Required work. In the data that follows, every line containing the word "登記次序" should be returned.

=== Extracted records ===

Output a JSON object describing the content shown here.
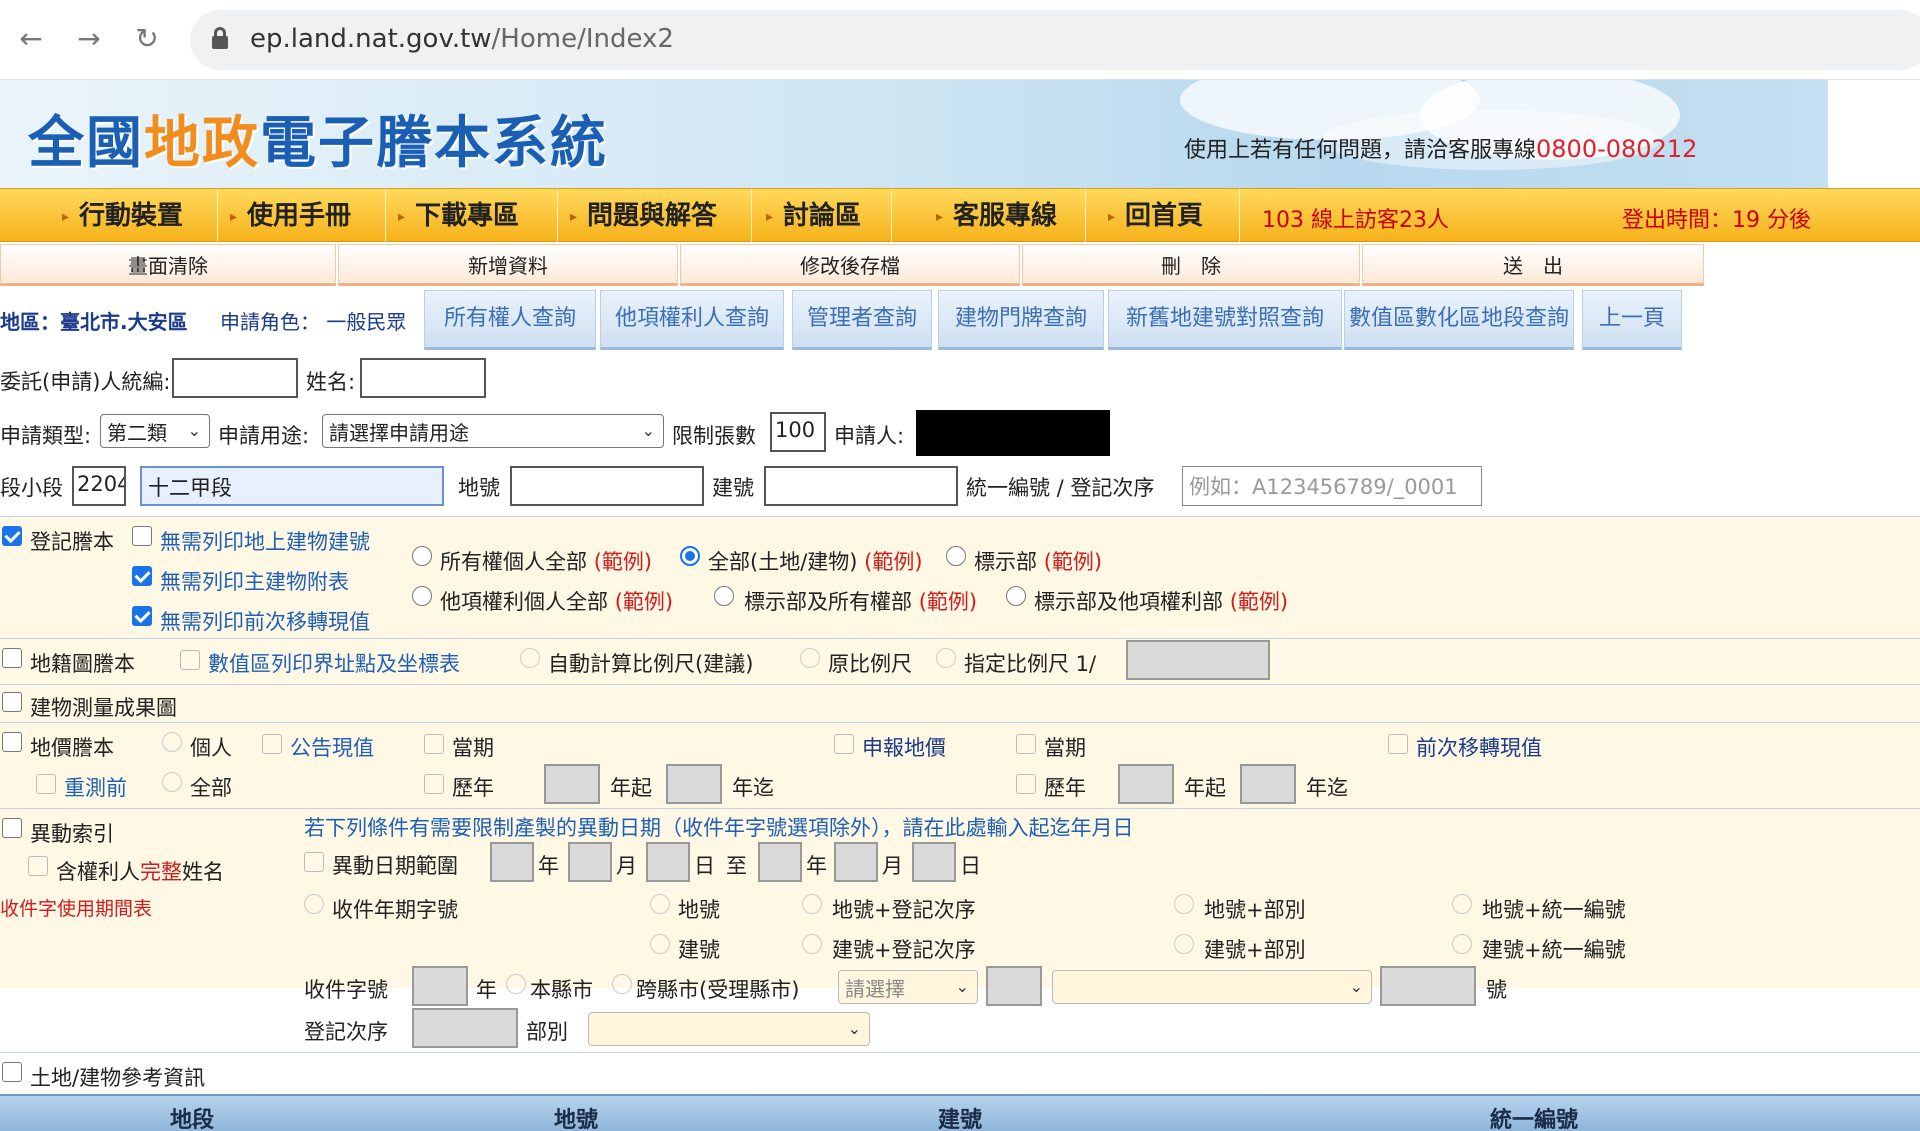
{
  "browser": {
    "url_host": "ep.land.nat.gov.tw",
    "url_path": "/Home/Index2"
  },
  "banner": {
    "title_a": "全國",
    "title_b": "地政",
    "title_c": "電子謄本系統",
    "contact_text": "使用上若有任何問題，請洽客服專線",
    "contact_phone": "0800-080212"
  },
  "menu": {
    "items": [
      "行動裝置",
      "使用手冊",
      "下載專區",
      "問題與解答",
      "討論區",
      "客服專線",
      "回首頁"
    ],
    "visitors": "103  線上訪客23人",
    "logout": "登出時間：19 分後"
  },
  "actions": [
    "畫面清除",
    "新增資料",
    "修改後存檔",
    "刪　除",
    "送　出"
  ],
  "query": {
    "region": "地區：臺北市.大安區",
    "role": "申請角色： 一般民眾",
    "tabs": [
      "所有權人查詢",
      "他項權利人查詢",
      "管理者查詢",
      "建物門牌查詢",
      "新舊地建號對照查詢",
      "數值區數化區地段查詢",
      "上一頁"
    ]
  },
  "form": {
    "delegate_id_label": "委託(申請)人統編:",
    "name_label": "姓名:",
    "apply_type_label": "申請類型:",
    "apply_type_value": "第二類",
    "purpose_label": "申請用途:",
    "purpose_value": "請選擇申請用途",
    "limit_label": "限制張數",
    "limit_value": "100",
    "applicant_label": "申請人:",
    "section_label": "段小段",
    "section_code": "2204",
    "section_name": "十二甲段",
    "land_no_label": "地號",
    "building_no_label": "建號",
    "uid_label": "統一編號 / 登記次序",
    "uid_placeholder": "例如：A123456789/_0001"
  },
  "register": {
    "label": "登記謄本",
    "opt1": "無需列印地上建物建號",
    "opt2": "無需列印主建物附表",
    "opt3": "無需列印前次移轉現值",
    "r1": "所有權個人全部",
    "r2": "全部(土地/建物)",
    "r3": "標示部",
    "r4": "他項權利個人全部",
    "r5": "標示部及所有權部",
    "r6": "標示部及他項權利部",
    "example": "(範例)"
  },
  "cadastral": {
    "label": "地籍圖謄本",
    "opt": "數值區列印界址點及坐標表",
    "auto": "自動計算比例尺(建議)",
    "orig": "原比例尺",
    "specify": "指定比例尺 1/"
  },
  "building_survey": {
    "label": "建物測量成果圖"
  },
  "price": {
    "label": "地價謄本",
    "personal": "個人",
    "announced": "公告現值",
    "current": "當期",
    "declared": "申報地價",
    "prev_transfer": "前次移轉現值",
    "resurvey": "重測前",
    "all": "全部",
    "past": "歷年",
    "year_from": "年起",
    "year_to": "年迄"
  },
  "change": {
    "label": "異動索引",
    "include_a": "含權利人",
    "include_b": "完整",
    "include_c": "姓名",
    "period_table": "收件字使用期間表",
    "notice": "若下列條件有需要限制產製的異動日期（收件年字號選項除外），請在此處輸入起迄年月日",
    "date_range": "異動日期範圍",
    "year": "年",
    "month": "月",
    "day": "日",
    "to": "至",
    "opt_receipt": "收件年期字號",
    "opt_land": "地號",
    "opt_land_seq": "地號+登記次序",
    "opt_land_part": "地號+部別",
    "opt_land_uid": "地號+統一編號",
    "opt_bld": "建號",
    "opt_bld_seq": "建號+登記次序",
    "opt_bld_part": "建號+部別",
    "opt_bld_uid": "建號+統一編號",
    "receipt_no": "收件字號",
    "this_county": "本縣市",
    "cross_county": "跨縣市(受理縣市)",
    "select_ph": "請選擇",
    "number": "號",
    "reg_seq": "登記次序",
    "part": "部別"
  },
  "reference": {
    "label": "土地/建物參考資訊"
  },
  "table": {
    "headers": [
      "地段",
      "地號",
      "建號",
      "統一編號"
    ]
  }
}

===

Problem solution.
    "uid_label": "統一編號 / 登記次序",
    "opt_land_seq": "地號+登記次序",
    "opt_bld_seq": "建號+登記次序",
    "reg_seq": "登記次序",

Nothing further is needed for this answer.